## Exercise objective:
Which lines in the data below contain the word "found"? Return each of them.

## Records to use:
=== Section Start ===

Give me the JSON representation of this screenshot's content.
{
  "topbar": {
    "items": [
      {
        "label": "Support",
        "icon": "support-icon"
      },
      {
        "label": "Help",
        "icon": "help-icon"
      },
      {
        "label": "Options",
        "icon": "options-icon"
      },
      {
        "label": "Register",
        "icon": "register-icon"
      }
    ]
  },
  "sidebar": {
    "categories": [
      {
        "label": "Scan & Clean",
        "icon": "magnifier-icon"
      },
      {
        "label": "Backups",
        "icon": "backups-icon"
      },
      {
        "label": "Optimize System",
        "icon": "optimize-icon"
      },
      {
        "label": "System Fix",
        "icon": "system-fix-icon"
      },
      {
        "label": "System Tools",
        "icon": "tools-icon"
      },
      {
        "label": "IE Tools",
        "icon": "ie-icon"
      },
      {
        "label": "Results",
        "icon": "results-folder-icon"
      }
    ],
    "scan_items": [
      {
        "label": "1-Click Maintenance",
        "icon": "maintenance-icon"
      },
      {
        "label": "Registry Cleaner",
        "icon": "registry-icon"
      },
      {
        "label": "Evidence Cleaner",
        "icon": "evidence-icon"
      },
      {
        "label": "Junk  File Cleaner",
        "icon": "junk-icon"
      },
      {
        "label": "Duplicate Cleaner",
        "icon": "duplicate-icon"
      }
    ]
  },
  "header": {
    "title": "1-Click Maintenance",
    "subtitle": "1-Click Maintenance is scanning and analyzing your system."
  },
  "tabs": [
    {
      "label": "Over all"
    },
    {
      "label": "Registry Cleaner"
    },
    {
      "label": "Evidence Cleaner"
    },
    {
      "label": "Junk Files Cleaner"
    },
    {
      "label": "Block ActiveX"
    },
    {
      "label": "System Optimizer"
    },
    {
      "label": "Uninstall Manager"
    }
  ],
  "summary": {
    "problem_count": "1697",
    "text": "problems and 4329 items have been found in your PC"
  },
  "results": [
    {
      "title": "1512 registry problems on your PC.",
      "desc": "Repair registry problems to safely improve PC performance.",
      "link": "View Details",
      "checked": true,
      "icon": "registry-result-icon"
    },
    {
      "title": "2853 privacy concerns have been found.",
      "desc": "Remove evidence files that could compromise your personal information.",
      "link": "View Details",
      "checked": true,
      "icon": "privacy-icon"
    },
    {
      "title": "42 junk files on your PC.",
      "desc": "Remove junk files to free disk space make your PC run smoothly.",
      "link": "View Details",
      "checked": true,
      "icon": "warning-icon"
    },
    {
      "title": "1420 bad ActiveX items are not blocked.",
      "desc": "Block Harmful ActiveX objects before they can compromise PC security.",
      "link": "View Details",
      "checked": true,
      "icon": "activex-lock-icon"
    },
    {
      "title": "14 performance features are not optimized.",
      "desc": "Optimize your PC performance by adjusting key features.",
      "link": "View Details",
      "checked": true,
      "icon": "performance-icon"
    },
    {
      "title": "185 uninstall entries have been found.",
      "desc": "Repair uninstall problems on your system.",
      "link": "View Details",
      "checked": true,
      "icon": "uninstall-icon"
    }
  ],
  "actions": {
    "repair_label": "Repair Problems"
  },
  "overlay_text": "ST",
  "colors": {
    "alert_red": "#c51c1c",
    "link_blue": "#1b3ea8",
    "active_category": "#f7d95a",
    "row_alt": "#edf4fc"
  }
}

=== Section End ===

## Written response:
    "text": "problems and 4329 items have been found in your PC"
      "title": "2853 privacy concerns have been found.",
      "title": "185 uninstall entries have been found.",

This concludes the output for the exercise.